Even symbolic gestures can sometimes be important. Consider “The Path to Prosperity,” drafted by Rep. Paul Ryan’s (R–Wis.) budget committee and passed by the House last week. It has no chance of becoming law, but—if it did—it would put the country on a path toward a balanced budget within a decade.
Contrast that with President Obama’s budget: It would leave the country awash in red ink, and it mustered just two votes in the House. Meanwhile, “The Democratic-controlled Senate has no plans to pass a budget plan,” USA Today dryly reports.
That’s a shame, because, in a concrete way, a written budget tells the story of the United States from one year to the next. As John F. Kennedy put it, “To govern is to choose,” and by outlining that on which the government is spending taxpayer dollars, a budget explains what we’re choosing to do.
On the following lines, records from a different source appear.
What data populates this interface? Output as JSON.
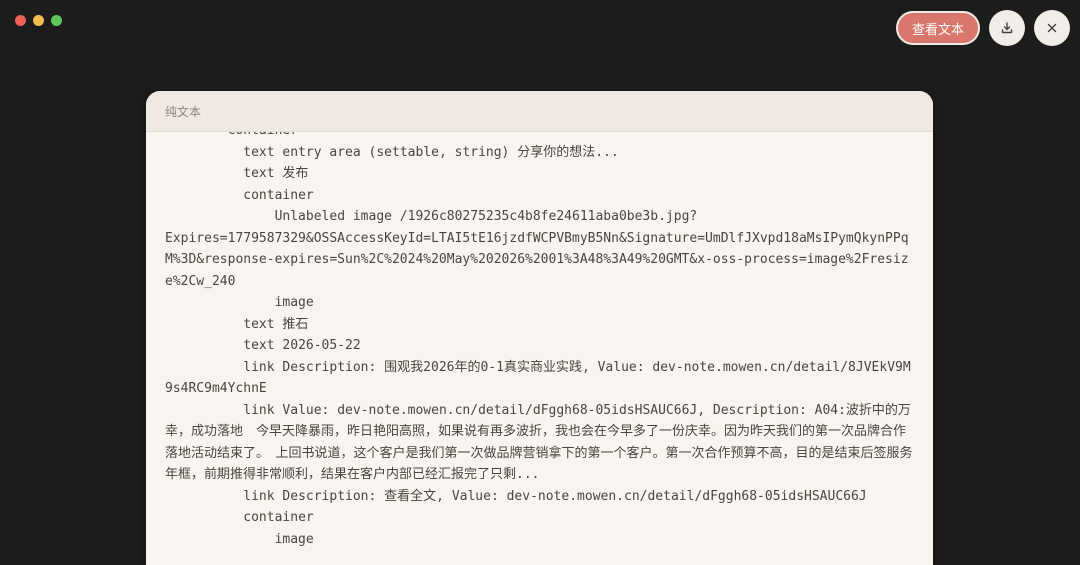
{
  "toolbar": {
    "view_text_label": "查看文本",
    "download_icon": "download-icon",
    "close_icon": "close-icon"
  },
  "panel": {
    "title": "纯文本",
    "lines": [
      "        container",
      "          text entry area (settable, string) 分享你的想法...",
      "          text 发布",
      "          container",
      "              Unlabeled image /1926c80275235c4b8fe24611aba0be3b.jpg?",
      "Expires=1779587329&OSSAccessKeyId=LTAI5tE16jzdfWCPVBmyB5Nn&Signature=UmDlfJXvpd18aMsIPymQkynPPqM%3D&response-expires=Sun%2C%2024%20May%202026%2001%3A48%3A49%20GMT&x-oss-process=image%2Fresize%2Cw_240",
      "              image",
      "          text 推石",
      "          text 2026-05-22",
      "          link Description: 围观我2026年的0-1真实商业实践, Value: dev-note.mowen.cn/detail/8JVEkV9M9s4RC9m4YchnE",
      "          link Value: dev-note.mowen.cn/detail/dFggh68-05idsHSAUC66J, Description: A04:波折中的万幸，成功落地　今早天降暴雨，昨日艳阳高照，如果说有再多波折，我也会在今早多了一份庆幸。因为昨天我们的第一次品牌合作落地活动结束了。　上回书说道，这个客户是我们第一次做品牌营销拿下的第一个客户。第一次合作预算不高，目的是结束后签服务年框，前期推得非常顺利，结果在客户内部已经汇报完了只剩...",
      "          link Description: 查看全文, Value: dev-note.mowen.cn/detail/dFggh68-05idsHSAUC66J",
      "          container",
      "              image"
    ]
  }
}
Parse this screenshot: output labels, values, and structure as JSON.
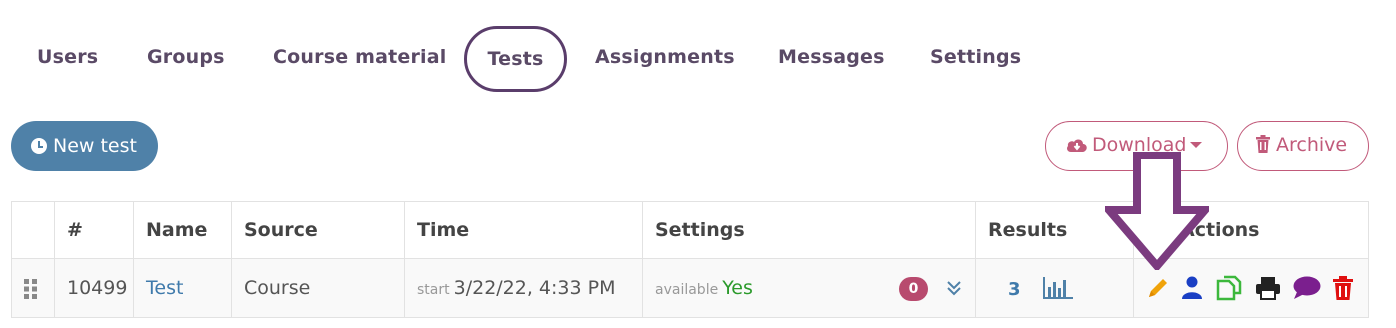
{
  "tabs": [
    {
      "label": "Users",
      "active": false
    },
    {
      "label": "Groups",
      "active": false
    },
    {
      "label": "Course material",
      "active": false
    },
    {
      "label": "Tests",
      "active": true
    },
    {
      "label": "Assignments",
      "active": false
    },
    {
      "label": "Messages",
      "active": false
    },
    {
      "label": "Settings",
      "active": false
    }
  ],
  "toolbar": {
    "new_test_label": "New test",
    "download_label": "Download",
    "archive_label": "Archive"
  },
  "table": {
    "headers": {
      "hash": "#",
      "name": "Name",
      "source": "Source",
      "time": "Time",
      "settings": "Settings",
      "results": "Results",
      "actions": "Actions"
    },
    "rows": [
      {
        "id": "10499",
        "name": "Test",
        "source": "Course",
        "time_prefix": "start",
        "time_value": "3/22/22, 4:33 PM",
        "settings_prefix": "available",
        "settings_value": "Yes",
        "badge_count": "0",
        "results_count": "3"
      }
    ]
  },
  "icons": {
    "drag_handle": "drag-handle-icon",
    "expand": "double-chevron-down-icon",
    "chart": "bar-chart-icon",
    "edit": "pencil-icon",
    "user": "user-icon",
    "copy": "copy-icon",
    "print": "print-icon",
    "comment": "comment-icon",
    "delete": "trash-icon",
    "cloud": "cloud-download-icon",
    "overlay": "down-arrow-annotation"
  },
  "colors": {
    "primary": "#4f81a8",
    "accent": "#c15a7a",
    "tab_border": "#5a3d6b",
    "annotation": "#7b3b7f",
    "edit": "#f0a30a",
    "user": "#1a3fc4",
    "copy": "#3cb83c",
    "comment": "#7b1f8e",
    "delete": "#e01010"
  }
}
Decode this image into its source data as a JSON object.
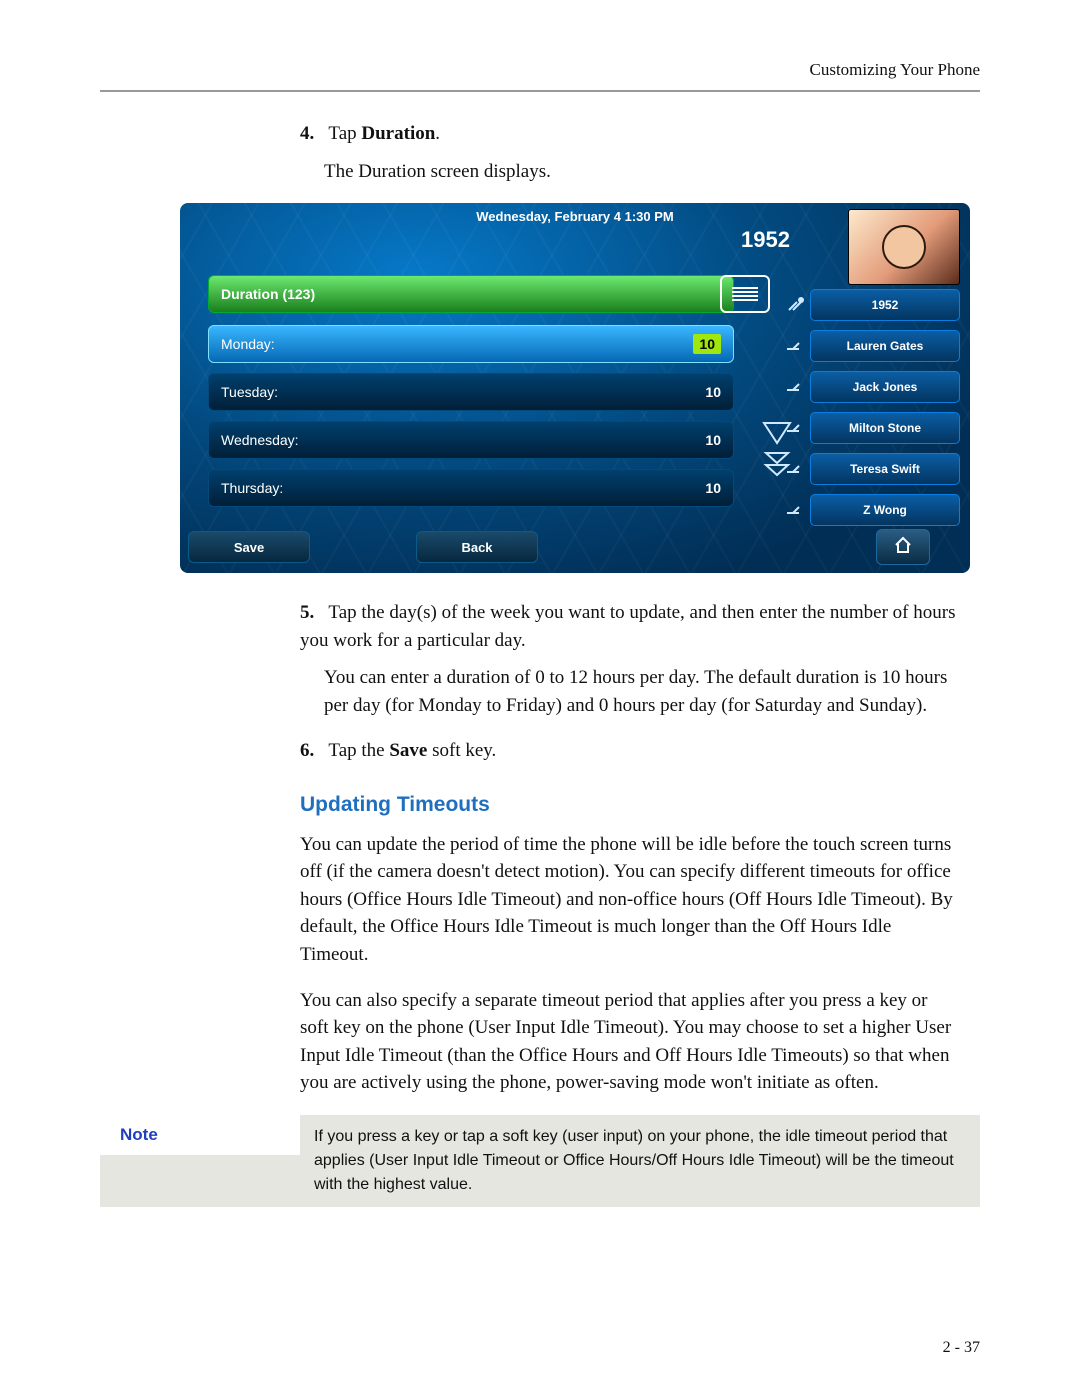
{
  "running_head": "Customizing Your Phone",
  "page_number": "2 - 37",
  "steps": {
    "s4_num": "4.",
    "s4_text_a": "Tap ",
    "s4_bold": "Duration",
    "s4_text_b": ".",
    "s4_follow": "The Duration screen displays.",
    "s5_num": "5.",
    "s5_text": "Tap the day(s) of the week you want to update, and then enter the number of hours you work for a particular day.",
    "s5_follow": "You can enter a duration of 0 to 12 hours per day. The default duration is 10 hours per day (for Monday to Friday) and 0 hours per day (for Saturday and Sunday).",
    "s6_num": "6.",
    "s6_text_a": "Tap the ",
    "s6_bold": "Save",
    "s6_text_b": " soft key."
  },
  "section_heading": "Updating Timeouts",
  "section_p1": "You can update the period of time the phone will be idle before the touch screen turns off (if the camera doesn't detect motion). You can specify different timeouts for office hours (Office Hours Idle Timeout) and non-office hours (Off Hours Idle Timeout). By default, the Office Hours Idle Timeout is much longer than the Off Hours Idle Timeout.",
  "section_p2": "You can also specify a separate timeout period that applies after you press a key or soft key on the phone (User Input Idle Timeout). You may choose to set a higher User Input Idle Timeout (than the Office Hours and Off Hours Idle Timeouts) so that when you are actively using the phone, power-saving mode won't initiate as often.",
  "note_label": "Note",
  "note_body": "If you press a key or tap a soft key (user input) on your phone, the idle timeout period that applies (User Input Idle Timeout or Office Hours/Off Hours Idle Timeout) will be the timeout with the highest value.",
  "screen": {
    "datetime": "Wednesday, February 4  1:30 PM",
    "extension": "1952",
    "header": "Duration (123)",
    "rows": [
      {
        "label": "Monday:",
        "value": "10",
        "selected": true
      },
      {
        "label": "Tuesday:",
        "value": "10",
        "selected": false
      },
      {
        "label": "Wednesday:",
        "value": "10",
        "selected": false
      },
      {
        "label": "Thursday:",
        "value": "10",
        "selected": false
      }
    ],
    "side": [
      "1952",
      "Lauren Gates",
      "Jack Jones",
      "Milton Stone",
      "Teresa Swift",
      "Z Wong"
    ],
    "soft_save": "Save",
    "soft_back": "Back"
  }
}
Unfortunately, the budget process has disappeared in recent years. Instead of written budgets, Congress governs by continuing resolutions. Lawmakers agree to spend money in dribs and drabs instead of looking at the big spending picture.
Sadly, this style of governance is by choice. “No legislative process can work unless legislators want it to; the failure to budget is the product of a deliberate choice,” warns Patrick Louis Knudsen in a new paper on budget process reform. Knudsen discusses several options that could improve the process.
Consider entitlements. Even when lawmakers were passing budgets, several expensive programs weren’t included: Social Security, Medicare and Medicaid grow year by year. But not because lawmakers voted on them; rather, they’re open-ended demands on the federal purse. Changing that would be a positive step. Knudsen writes:
Placing these programs on specific budget paths would largely end the favorable treatment that they receive as a result of their autopilot construction. It would constitute a major step toward restoring a comprehensive practice of budgeting, one that subjects all programs to roughly equivalent disciplines. It also would reinforce the constitutional aim of using budgeting as a means of limiting government.
Convincing lawmakers to fix the budget process won’t be an easy task. But Knudsen argues that it can be done: “Congress has demonstrated an ability to complete necessary legislative work if there is no other choice.”
It’ll be up to voters, then, to leave Congress with no choice. There are many ways to balance a budget. But actually enacting one is a necessary first step.